A respiratory patient's COPD flare-up can have extremely detrimental effects, sometimes even leading to death. A California-based startup Samay announced a new wearable that detects such exacerbations early.
Dubbed Sylvee, the wearable is affixed to the patient's chest, where it tracks the patient's lungs' acoustic resonance while they go about their regular lives. The device is named after CEO Dr. Maria Artunduaga's grandmother, Sylvia, who died of COPD (chronic obstructive pulmonary disease)complications.
Sylvee is connected wirelessly to a companion app on the user's tablet or smartphone, which analyzes the received signal using artificial intelligence (AI)-based algorithms.
“Our platform continuously captures pulmonary function data, including early COPD diagnostic biomarkers and predictors of exacerbations,” said Samay founder and CEO Maria Artunduaga.
Sylvee ‘injects’ noise into the lungs and then measures the sound produced. If there is air trapped in the lung, the sound it generates differs from the resonance of sound created when air is totally released from the lungs, similar to a thud on a drum. The key and early indication of respiratory deterioration is air trapping. The Sylvee app analyzes the results using DSP (digital signal processing) and AI, which pulmonologists and primary care physicians can assess, focusing on lung volume, capacity, flow rates, and trapped air, reports Innovation Village.
“Well-established science reveals that air trapping can be assessed with over 90% accuracy using low-frequency sound,” stated Dr. Artunduaga.“The acoustic resonance spectra of COPD patients and healthy controls show a significant difference. With over 100 million Americans suffering from COPD, COVID-19, and asthma, and an aging population, it can be lifesaving to remotely and properly monitor lung function and detect a problem early enough to prevent fatal repercussions. Our goal is to detect irregularities early, allowing patients to receive therapy at home sooner and empowering them to manage their own health.”

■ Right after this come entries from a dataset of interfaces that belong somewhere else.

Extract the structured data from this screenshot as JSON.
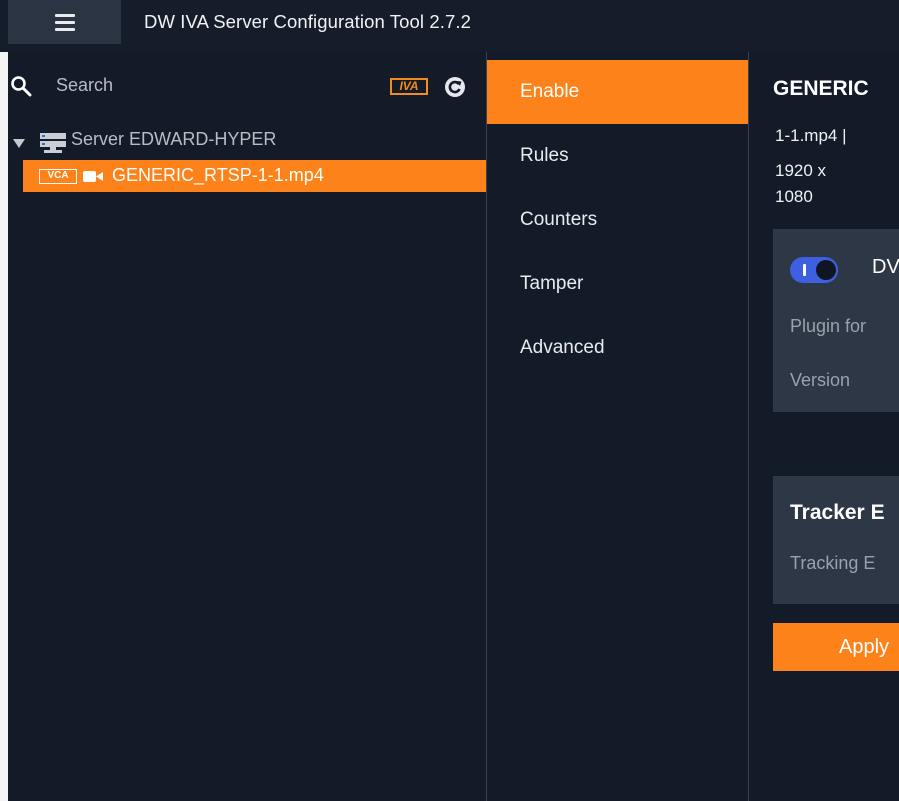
{
  "window": {
    "title": "DW IVA Server Configuration Tool 2.7.2"
  },
  "sidebar": {
    "search_label": "Search",
    "iva_badge": "IVA",
    "tree": {
      "server_label": "Server EDWARD-HYPER",
      "camera": {
        "badge": "VCA",
        "label": "GENERIC_RTSP-1-1.mp4",
        "selected": true
      }
    }
  },
  "nav": {
    "items": [
      {
        "label": "Enable",
        "active": true
      },
      {
        "label": "Rules",
        "active": false
      },
      {
        "label": "Counters",
        "active": false
      },
      {
        "label": "Tamper",
        "active": false
      },
      {
        "label": "Advanced",
        "active": false
      }
    ]
  },
  "content": {
    "title": "GENERIC",
    "meta_line1": "1-1.mp4  |",
    "meta_line2": "1920 x",
    "meta_line3": "1080",
    "plugin_card": {
      "toggle_on": true,
      "toggle_label": "DV",
      "description": "Plugin for",
      "version_label": "Version"
    },
    "tracker_card": {
      "title": "Tracker E",
      "subtitle": "Tracking E"
    },
    "apply_label": "Apply"
  },
  "colors": {
    "accent": "#fc8219",
    "background": "#131b28",
    "card": "#2e3746",
    "toggle": "#3d5fe0"
  }
}
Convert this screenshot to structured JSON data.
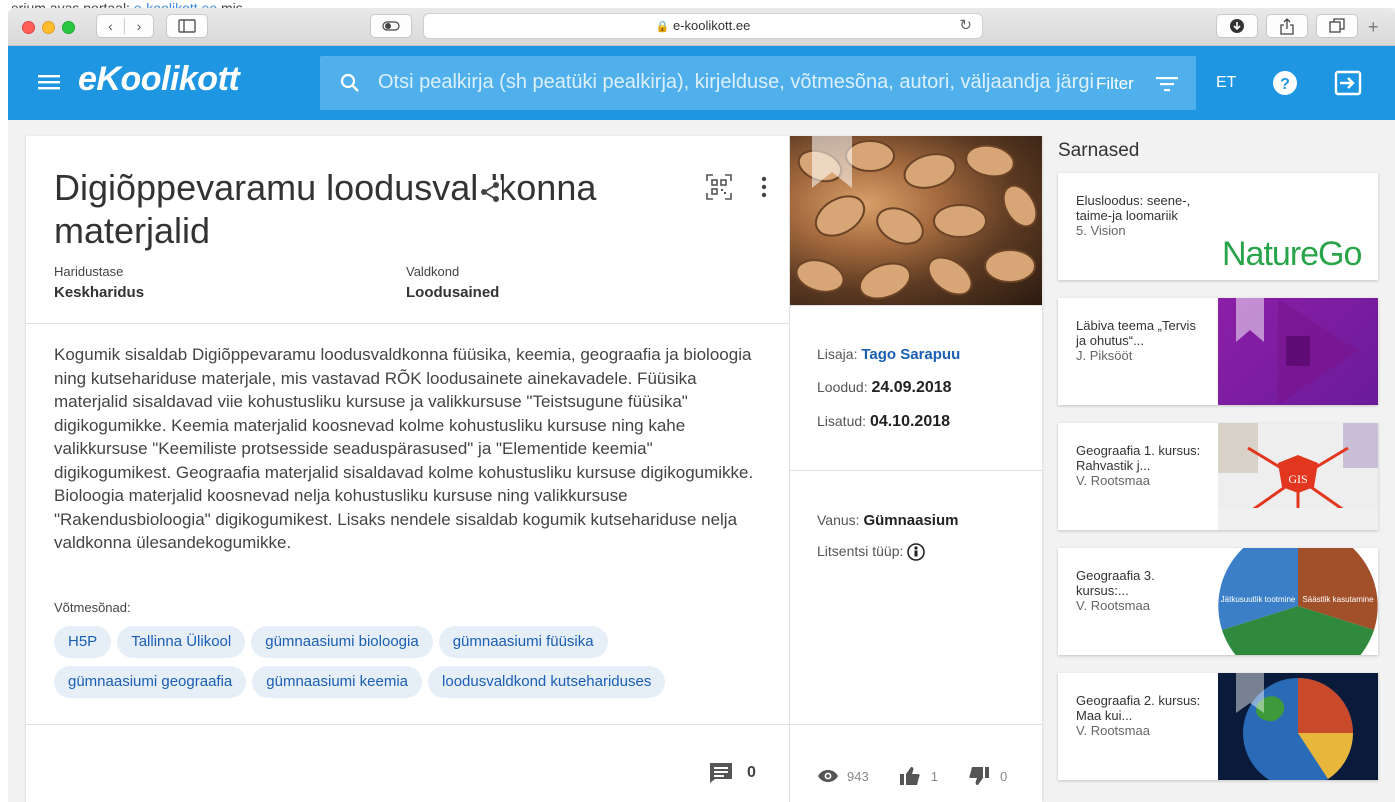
{
  "browser": {
    "url": "e-koolikott.ee"
  },
  "background_page": {
    "top_text": "sterium avas portaal:",
    "top_link": "e-koolikott.ee",
    "top_rest": " mis"
  },
  "appbar": {
    "logo": "eKoolikott",
    "search_placeholder": "Otsi pealkirja (sh peatüki pealkirja), kirjelduse, võtmesõna, autori, väljaandja järgi",
    "filter_label": "Filter",
    "language": "ET"
  },
  "material": {
    "title": "Digiõppevaramu loodusvaldkonna materjalid",
    "level_label": "Haridustase",
    "level_value": "Keskharidus",
    "domain_label": "Valdkond",
    "domain_value": "Loodusained",
    "description": "Kogumik sisaldab Digiõppevaramu loodusvaldkonna füüsika, keemia, geograafia ja bioloogia ning kutsehariduse materjale, mis vastavad RÕK loodusainete ainekavadele. Füüsika materjalid sisaldavad viie kohustusliku kursuse ja valikkursuse \"Teistsugune füüsika\" digikogumikke. Keemia materjalid koosnevad kolme kohustusliku kursuse ning kahe valikkursuse \"Keemiliste protsesside seaduspärasused\" ja \"Elementide keemia\" digikogumikest. Geograafia materjalid sisaldavad kolme kohustusliku kursuse digikogumikke. Bioloogia materjalid koosnevad nelja kohustusliku kursuse ning valikkursuse \"Rakendusbioloogia\" digikogumikest. Lisaks nendele sisaldab kogumik kutsehariduse nelja valdkonna ülesandekogumikke.",
    "keywords_label": "Võtmesõnad:",
    "keywords": [
      "H5P",
      "Tallinna Ülikool",
      "gümnaasiumi bioloogia",
      "gümnaasiumi füüsika",
      "gümnaasiumi geograafia",
      "gümnaasiumi keemia",
      "loodusvaldkond kutsehariduses"
    ],
    "comments_count": "0"
  },
  "info": {
    "added_by_label": "Lisaja:",
    "added_by": "Tago Sarapuu",
    "created_label": "Loodud:",
    "created": "24.09.2018",
    "added_label": "Lisatud:",
    "added": "04.10.2018",
    "age_label": "Vanus:",
    "age": "Gümnaasium",
    "license_label": "Litsentsi tüüp:",
    "views": "943",
    "likes": "1",
    "dislikes": "0"
  },
  "similar": {
    "heading": "Sarnased",
    "items": [
      {
        "title": "Elusloodus: seene-, taime-ja loomariik",
        "author": "5. Vision",
        "thumb_text": "NatureGo"
      },
      {
        "title": "Läbiva teema „Tervis ja ohutus“...",
        "author": "J. Piksööt"
      },
      {
        "title": "Geograafia 1. kursus: Rahvastik j...",
        "author": "V. Rootsmaa",
        "thumb_text": "GIS"
      },
      {
        "title": "Geograafia 3. kursus:...",
        "author": "V. Rootsmaa",
        "thumb_left": "Jätkusuutlik tootmine",
        "thumb_right": "Säästlik kasutamine"
      },
      {
        "title": "Geograafia 2. kursus: Maa kui...",
        "author": "V. Rootsmaa"
      }
    ]
  },
  "colors": {
    "appbar": "#1e96e2",
    "link": "#1a5fb4",
    "chip_bg": "#e6eef8"
  }
}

In a recent study, Sylvee detected air trapping by measuring differences in residual volume (RV) and total lung capacity (TLC) with 83%accuracy compared to pulmonary function tests (PFT) in hospital settings.